[What to work on]
Whichever lines include the word "icon", copy them as they appear in the data.

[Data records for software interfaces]
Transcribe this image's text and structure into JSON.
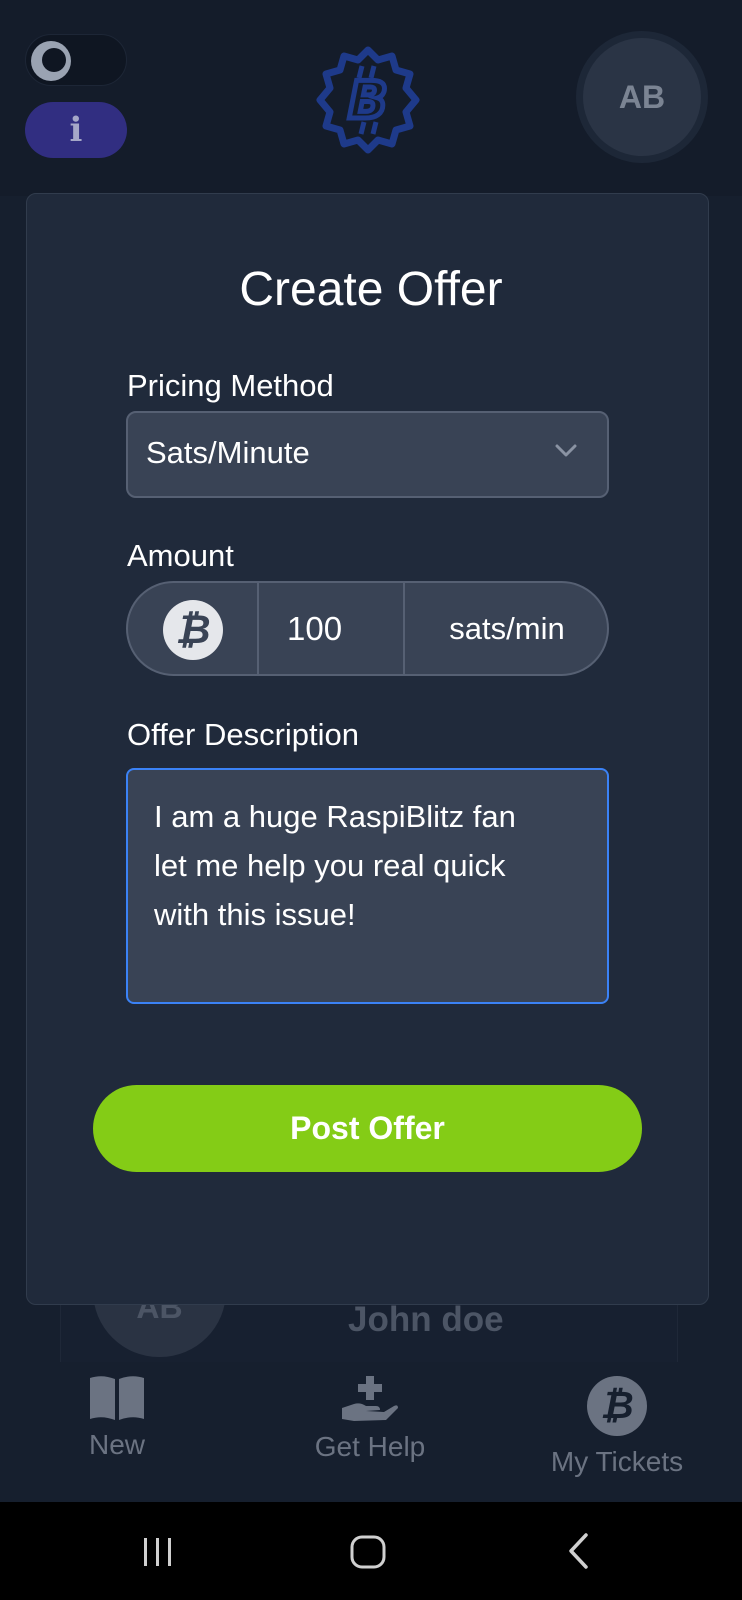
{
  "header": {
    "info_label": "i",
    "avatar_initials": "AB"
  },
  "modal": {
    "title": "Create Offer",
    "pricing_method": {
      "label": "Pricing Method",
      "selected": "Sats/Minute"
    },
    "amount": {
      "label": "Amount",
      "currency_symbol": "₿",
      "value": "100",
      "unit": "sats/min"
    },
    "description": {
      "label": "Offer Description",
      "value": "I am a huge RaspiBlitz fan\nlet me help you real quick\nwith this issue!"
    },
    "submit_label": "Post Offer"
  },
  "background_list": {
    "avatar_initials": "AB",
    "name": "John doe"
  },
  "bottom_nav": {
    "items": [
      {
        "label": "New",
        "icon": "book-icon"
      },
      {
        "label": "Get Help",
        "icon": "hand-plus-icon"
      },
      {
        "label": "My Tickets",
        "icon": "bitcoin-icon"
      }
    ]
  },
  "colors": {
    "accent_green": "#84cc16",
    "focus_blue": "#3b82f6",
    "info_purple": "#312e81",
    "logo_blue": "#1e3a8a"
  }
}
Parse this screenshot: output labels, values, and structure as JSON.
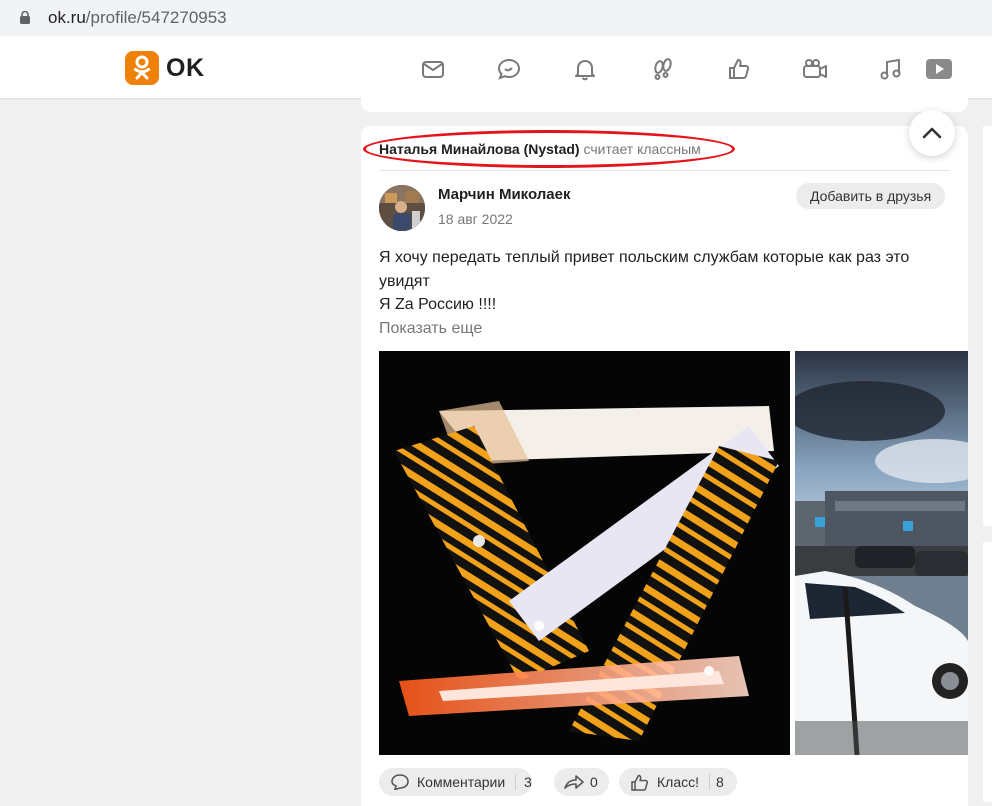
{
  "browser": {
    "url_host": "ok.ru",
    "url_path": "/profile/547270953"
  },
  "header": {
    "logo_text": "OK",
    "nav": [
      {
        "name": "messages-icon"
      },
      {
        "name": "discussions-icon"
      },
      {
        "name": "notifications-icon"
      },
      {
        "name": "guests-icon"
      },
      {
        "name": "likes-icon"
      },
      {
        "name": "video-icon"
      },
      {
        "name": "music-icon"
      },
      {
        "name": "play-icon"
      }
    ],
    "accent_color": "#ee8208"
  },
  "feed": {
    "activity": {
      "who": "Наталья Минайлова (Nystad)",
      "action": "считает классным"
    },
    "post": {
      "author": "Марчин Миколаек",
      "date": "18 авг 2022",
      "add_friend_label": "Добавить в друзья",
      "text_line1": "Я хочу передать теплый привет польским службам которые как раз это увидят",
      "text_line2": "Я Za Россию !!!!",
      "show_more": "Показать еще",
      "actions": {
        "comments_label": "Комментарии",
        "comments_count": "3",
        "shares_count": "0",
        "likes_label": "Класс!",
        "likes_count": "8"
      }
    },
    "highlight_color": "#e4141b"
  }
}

[Solution]
        "icon": "book-icon"
        "icon": "hand-plus-icon"
        "icon": "bitcoin-icon"
        "name": "messages-icon"
        "name": "discussions-icon"
        "name": "notifications-icon"
        "name": "guests-icon"
        "name": "likes-icon"
        "name": "video-icon"
        "name": "music-icon"
        "name": "play-icon"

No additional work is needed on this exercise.